■ **Task directions**
Could you report every line from the entries that includes the word "chevron"?

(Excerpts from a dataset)
--------------------------------
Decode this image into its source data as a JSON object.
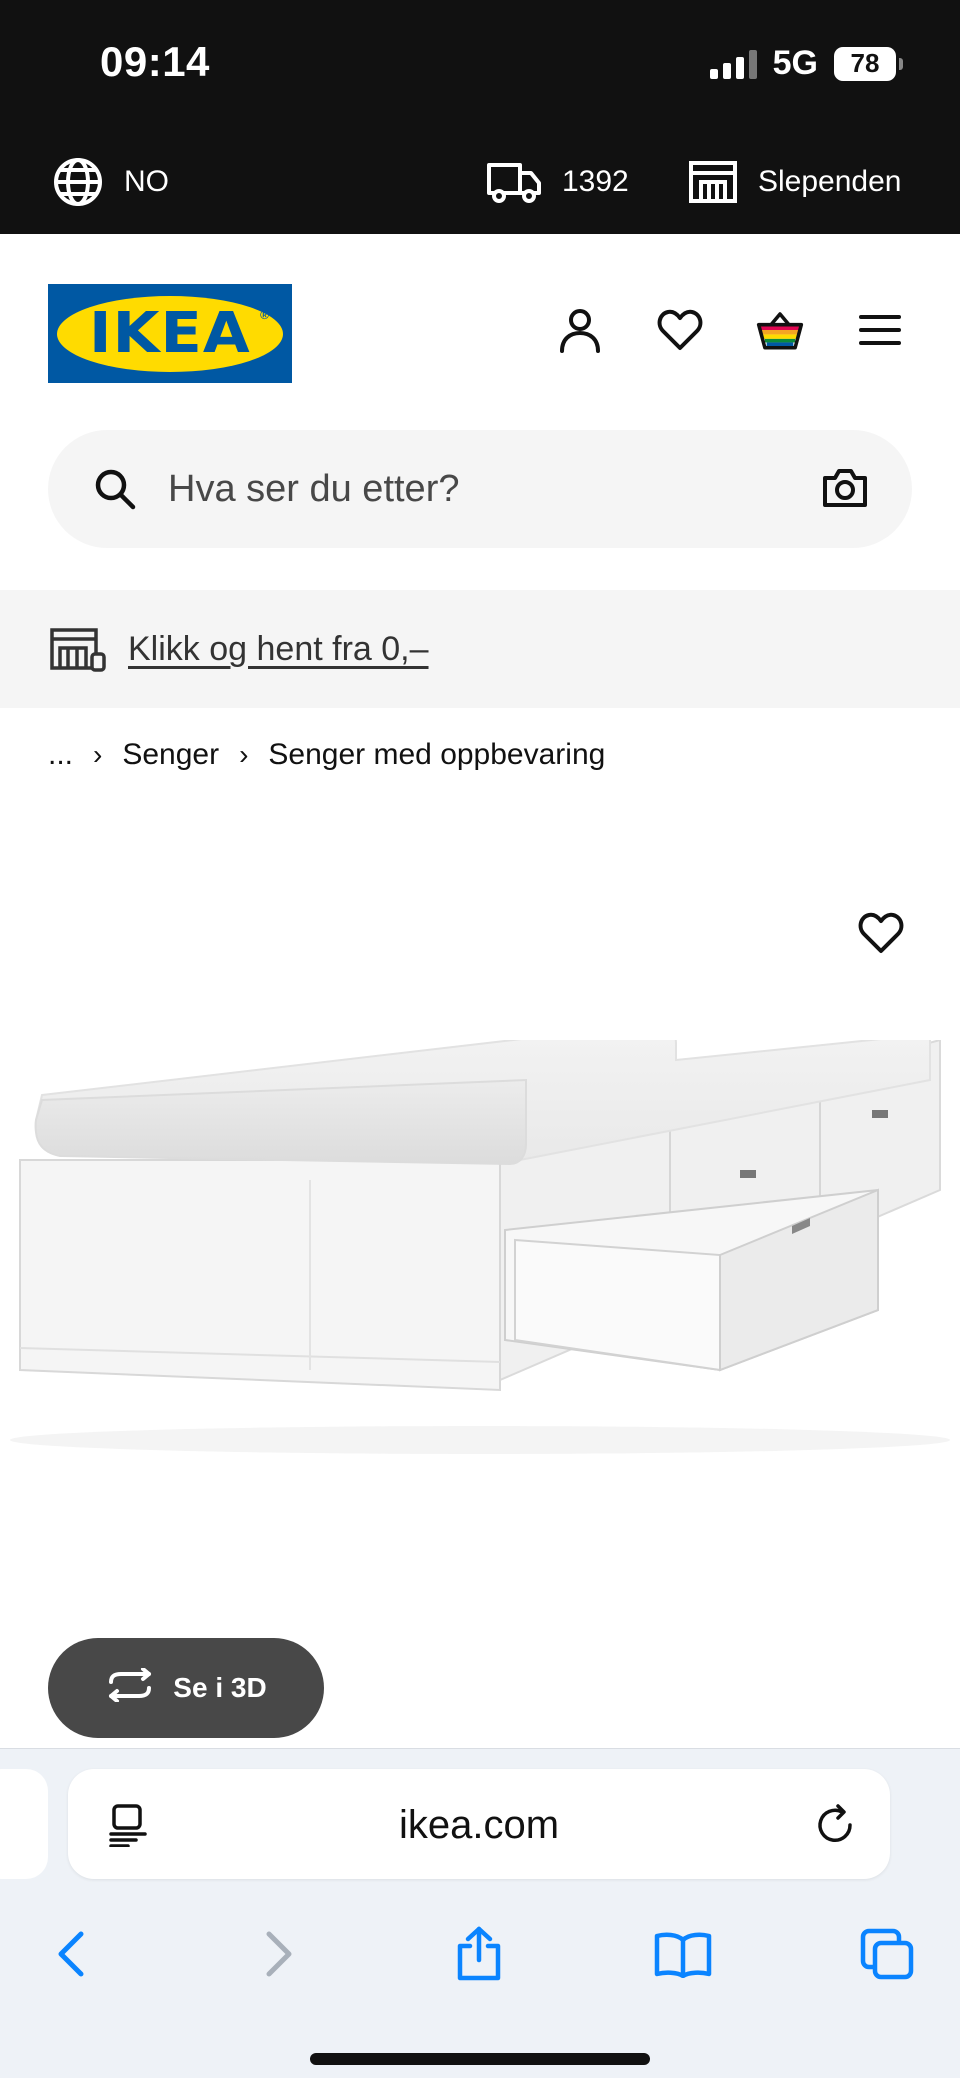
{
  "status_bar": {
    "time": "09:14",
    "network": "5G",
    "battery": "78"
  },
  "store_bar": {
    "country": "NO",
    "postal_code": "1392",
    "store": "Slependen"
  },
  "header": {
    "logo_text": "IKEA",
    "logo_reg": "®"
  },
  "search": {
    "placeholder": "Hva ser du etter?"
  },
  "promo": {
    "text": "Klikk og hent fra 0,–"
  },
  "breadcrumb": {
    "ellipsis": "...",
    "items": [
      "Senger",
      "Senger med oppbevaring"
    ]
  },
  "product": {
    "view_3d_label": "Se i 3D"
  },
  "browser": {
    "url": "ikea.com"
  },
  "icons": {
    "country": "globe-icon",
    "delivery": "truck-icon",
    "store": "store-icon",
    "account": "user-icon",
    "wishlist": "heart-icon",
    "cart": "shopping-bag-icon",
    "menu": "hamburger-menu-icon",
    "search": "search-icon",
    "camera": "camera-icon",
    "promo": "click-collect-icon",
    "favourite": "heart-icon",
    "rotate": "rotate-3d-icon",
    "reader": "reader-icon",
    "reload": "reload-icon",
    "back": "chevron-left-icon",
    "forward": "chevron-right-icon",
    "share": "share-icon",
    "bookmarks": "book-icon",
    "tabs": "tabs-icon"
  },
  "colors": {
    "ikea_blue": "#0058a3",
    "ikea_yellow": "#ffdb00",
    "ios_blue": "#0a84ff"
  }
}
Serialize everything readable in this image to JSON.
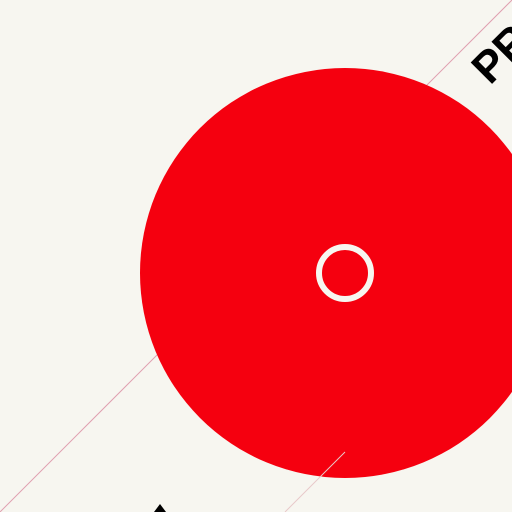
{
  "colors": {
    "background": "#f7f6f0",
    "disc": "#f5000f",
    "center_ring": "#f7f6f0",
    "guide_line": "#e0a0b0",
    "text": "#000000"
  },
  "text": {
    "top_right_fragment": "PR"
  }
}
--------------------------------
■ **Output for this task**
    "back": "chevron-left-icon",
    "forward": "chevron-right-icon",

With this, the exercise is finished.